Records supplied START

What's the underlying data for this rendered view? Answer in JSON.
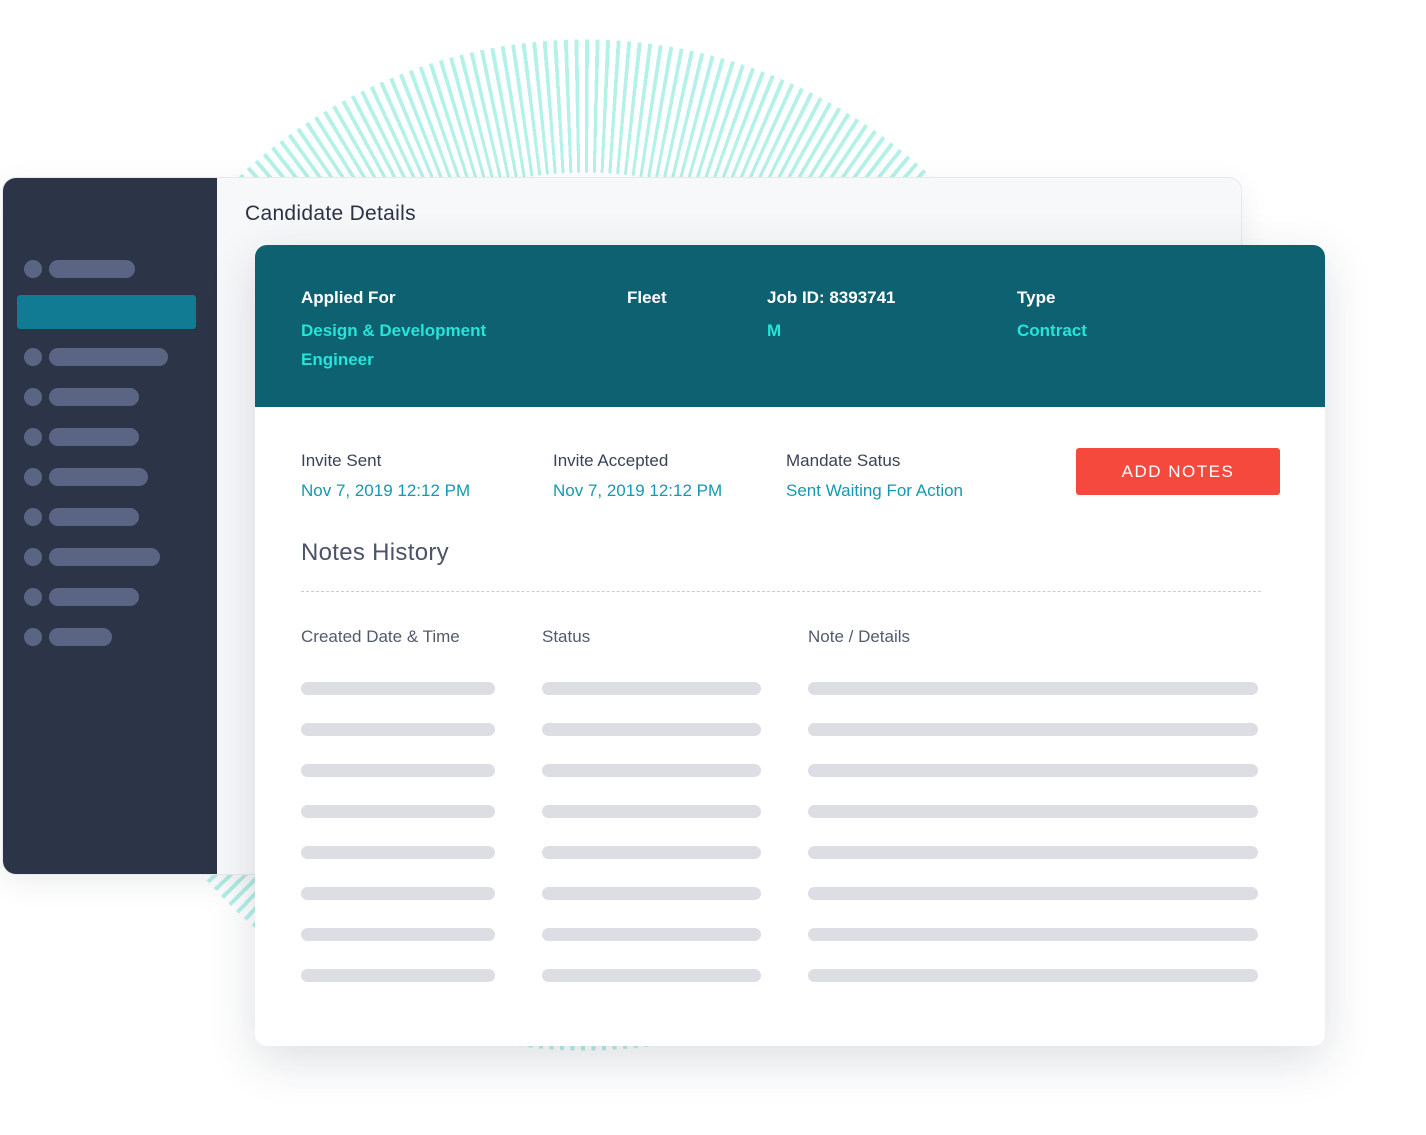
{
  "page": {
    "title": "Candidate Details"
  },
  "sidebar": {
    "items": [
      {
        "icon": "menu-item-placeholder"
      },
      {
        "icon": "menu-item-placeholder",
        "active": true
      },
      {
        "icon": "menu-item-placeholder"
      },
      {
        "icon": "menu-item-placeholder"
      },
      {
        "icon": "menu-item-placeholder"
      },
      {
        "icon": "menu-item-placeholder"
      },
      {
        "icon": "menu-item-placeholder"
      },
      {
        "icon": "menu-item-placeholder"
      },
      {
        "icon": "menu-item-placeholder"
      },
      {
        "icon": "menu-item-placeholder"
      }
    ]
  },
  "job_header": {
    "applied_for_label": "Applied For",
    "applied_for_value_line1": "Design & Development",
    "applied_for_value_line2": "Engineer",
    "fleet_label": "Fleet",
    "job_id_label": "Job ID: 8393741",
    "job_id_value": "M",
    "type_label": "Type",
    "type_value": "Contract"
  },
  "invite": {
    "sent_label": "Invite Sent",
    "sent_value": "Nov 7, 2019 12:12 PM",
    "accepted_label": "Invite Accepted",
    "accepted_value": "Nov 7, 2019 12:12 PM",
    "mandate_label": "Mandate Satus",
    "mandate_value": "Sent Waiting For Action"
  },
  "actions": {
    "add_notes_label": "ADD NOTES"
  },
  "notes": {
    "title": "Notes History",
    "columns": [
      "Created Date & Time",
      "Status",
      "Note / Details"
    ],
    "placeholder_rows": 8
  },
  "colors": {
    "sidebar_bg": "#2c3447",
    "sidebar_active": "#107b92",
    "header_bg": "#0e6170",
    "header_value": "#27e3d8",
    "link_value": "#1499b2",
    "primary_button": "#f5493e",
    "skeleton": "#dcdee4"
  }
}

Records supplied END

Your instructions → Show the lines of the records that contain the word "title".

Exercise output →
    "title": "Candidate Details"
    "title": "Notes History",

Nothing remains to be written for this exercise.